- 3D printed metal part solves critical engineering challenge, faster and at a lower cost than other manufacturing methods
- Speakers from 3D Systems, Metal Technology, Inc. and English Racing will present and take questions in live webinar
ROCK HILL, S.C., July 17, 2014 (GLOBE NEWSWIRE) --
3D Systems (NYSE:DDD) announced today a new webinar titled:
Metal Technology, Inc. and English Racing Push the Envelope with Direct Metal Printing from 3D Systems. Scheduled for Tuesday July 22, 2014, at 11:00 am Eastern Daylight Time, the webinar will reveal how technicians from English Racing and engineers from Metal Technology (MTI) rapidly transformed an idea into reality. They 3D printed it in 17-4 PH Stainless Steel, installed it on the vehicle's engine, and only 3 days later the vehicle was successful in track testing.
A photo accompanying this release is available at
English Racing, based in Washington state, tunes and races high-performance cars. The team's Mitsubishi Evo was exceeding oil pressure limitations at high RPMs, a situation that had already destroyed several engines. The team at English Racing had an engineering solution but could not justify a costly and time-consuming casting process to test out the idea. Instead, they turned to MTI in Albany, Oregon for a solution.

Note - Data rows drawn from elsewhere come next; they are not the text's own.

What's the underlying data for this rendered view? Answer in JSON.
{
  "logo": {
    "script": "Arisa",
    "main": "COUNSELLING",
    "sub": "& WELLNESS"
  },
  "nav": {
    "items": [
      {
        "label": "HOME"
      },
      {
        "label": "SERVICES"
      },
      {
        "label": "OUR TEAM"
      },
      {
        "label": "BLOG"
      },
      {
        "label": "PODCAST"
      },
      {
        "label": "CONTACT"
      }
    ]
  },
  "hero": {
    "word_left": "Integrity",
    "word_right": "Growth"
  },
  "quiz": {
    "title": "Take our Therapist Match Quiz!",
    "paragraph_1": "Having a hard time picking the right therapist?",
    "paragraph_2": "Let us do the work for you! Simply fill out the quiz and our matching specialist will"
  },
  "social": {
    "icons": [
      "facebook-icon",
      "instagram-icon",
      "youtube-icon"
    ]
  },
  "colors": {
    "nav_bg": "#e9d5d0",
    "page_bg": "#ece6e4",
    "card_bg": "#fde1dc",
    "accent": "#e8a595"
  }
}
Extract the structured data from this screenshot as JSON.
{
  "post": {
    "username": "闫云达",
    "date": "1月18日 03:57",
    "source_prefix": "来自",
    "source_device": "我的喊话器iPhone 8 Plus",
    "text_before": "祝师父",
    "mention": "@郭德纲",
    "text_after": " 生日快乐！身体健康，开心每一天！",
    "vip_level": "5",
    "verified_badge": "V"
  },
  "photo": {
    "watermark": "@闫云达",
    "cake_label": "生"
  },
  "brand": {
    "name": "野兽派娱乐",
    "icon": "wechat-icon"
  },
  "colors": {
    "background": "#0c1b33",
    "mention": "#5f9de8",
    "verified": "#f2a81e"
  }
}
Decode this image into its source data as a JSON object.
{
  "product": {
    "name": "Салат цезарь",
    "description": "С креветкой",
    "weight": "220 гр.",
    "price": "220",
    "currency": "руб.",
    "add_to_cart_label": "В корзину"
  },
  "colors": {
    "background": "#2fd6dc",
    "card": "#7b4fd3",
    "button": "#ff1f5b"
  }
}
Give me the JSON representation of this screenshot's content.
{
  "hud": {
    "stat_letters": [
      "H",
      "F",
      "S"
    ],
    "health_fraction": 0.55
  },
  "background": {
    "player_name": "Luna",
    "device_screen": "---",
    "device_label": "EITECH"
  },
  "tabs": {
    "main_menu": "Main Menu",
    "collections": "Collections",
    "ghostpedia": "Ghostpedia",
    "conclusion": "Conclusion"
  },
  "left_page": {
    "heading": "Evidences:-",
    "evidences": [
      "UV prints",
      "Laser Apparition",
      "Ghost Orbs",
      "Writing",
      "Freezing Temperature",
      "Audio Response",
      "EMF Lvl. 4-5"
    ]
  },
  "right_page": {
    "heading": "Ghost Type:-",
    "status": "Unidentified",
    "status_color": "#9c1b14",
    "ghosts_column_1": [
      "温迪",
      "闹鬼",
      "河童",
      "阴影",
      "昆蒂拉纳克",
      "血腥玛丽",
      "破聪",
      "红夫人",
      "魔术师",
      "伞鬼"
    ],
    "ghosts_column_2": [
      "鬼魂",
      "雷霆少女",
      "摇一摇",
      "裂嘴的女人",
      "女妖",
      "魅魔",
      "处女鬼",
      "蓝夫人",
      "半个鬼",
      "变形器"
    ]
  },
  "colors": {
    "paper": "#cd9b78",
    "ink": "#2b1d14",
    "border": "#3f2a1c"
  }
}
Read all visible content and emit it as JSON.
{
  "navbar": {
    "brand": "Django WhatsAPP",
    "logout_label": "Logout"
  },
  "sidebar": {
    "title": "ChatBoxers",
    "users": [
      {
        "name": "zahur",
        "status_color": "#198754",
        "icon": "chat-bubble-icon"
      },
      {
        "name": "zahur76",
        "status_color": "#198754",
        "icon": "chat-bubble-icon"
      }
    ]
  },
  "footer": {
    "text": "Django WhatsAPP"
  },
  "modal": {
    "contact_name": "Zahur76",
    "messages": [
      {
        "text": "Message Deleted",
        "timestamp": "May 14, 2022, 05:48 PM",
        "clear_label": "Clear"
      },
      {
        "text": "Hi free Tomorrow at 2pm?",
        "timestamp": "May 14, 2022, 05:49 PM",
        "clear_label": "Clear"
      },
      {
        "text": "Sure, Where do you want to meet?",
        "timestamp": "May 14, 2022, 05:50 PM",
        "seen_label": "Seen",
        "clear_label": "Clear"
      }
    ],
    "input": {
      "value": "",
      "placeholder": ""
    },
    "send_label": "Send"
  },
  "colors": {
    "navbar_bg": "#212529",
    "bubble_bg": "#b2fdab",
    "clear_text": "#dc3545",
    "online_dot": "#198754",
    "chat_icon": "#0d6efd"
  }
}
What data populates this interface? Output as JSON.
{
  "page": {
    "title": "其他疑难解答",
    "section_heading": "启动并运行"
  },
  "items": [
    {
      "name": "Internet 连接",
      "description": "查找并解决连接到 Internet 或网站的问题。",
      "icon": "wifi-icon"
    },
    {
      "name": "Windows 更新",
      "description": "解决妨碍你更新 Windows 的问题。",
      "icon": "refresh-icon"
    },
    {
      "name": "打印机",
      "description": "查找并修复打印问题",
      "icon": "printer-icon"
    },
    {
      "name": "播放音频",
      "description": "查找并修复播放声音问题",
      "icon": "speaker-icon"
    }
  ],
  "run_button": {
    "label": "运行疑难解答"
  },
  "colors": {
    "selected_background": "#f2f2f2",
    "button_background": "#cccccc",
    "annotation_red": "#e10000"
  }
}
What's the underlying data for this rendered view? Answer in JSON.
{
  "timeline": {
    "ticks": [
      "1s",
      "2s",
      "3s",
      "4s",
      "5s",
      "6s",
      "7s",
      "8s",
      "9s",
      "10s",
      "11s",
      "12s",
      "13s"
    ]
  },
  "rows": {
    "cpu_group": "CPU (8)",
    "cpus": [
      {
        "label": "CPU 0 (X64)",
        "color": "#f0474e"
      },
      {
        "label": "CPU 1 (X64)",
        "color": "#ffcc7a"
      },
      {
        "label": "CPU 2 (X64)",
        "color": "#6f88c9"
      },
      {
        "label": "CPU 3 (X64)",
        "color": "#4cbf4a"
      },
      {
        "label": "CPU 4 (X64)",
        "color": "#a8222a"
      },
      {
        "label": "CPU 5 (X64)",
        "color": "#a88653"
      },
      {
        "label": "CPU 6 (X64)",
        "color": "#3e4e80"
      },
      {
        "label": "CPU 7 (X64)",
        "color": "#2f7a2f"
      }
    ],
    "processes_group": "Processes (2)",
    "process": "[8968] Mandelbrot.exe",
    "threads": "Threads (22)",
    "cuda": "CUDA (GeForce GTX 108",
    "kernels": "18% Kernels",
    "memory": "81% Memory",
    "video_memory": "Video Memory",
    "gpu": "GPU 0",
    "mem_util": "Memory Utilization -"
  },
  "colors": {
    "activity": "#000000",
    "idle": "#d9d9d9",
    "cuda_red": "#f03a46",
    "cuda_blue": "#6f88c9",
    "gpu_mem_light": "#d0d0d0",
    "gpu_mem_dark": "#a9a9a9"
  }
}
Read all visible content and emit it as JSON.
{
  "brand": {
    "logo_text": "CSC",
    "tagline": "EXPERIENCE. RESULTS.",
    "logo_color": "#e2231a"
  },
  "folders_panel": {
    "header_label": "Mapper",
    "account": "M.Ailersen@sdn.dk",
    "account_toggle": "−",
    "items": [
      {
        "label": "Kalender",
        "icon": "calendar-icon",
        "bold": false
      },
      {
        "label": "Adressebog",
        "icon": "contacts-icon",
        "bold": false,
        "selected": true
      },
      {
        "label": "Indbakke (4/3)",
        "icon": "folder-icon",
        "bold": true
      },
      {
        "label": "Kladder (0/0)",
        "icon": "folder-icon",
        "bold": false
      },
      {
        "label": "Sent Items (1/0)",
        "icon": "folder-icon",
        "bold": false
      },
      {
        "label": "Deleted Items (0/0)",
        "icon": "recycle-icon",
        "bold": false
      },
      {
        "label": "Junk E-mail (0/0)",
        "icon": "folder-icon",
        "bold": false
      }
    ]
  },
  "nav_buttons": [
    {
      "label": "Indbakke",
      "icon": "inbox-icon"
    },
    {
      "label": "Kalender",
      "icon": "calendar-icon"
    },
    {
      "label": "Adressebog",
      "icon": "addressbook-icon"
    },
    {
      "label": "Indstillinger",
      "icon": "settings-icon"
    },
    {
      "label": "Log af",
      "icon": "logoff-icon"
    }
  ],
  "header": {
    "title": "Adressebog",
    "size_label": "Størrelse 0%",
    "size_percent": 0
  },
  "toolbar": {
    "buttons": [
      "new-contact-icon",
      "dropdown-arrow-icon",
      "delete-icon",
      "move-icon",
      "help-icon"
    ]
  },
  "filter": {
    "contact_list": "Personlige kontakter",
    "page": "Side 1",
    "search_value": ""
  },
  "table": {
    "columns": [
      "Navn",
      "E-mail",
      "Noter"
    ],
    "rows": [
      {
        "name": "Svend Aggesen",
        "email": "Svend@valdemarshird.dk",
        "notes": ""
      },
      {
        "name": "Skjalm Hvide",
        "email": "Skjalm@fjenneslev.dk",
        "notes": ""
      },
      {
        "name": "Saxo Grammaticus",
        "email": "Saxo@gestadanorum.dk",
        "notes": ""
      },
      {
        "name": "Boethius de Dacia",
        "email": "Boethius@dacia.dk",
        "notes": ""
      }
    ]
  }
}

MTI employed its newly-acquired ProX 300 Direct Metal Printer from 3D Systems to print the necessary parts.
"Prior to 3D printed metal components, the costs of designing and fabricating 'one-off' or small lots of parts or components was prohibitive in most cases," said Gary Cosmer, CEO of MTI. "3D printing also opens up a whole new way of engineering components that are lighter and perform better, because there is no limit on complexity. Engineers can design exactly the component they need, without worrying about whether it's possible to manufacture it. The ProX 300 prints parts that are impossible to make any other way."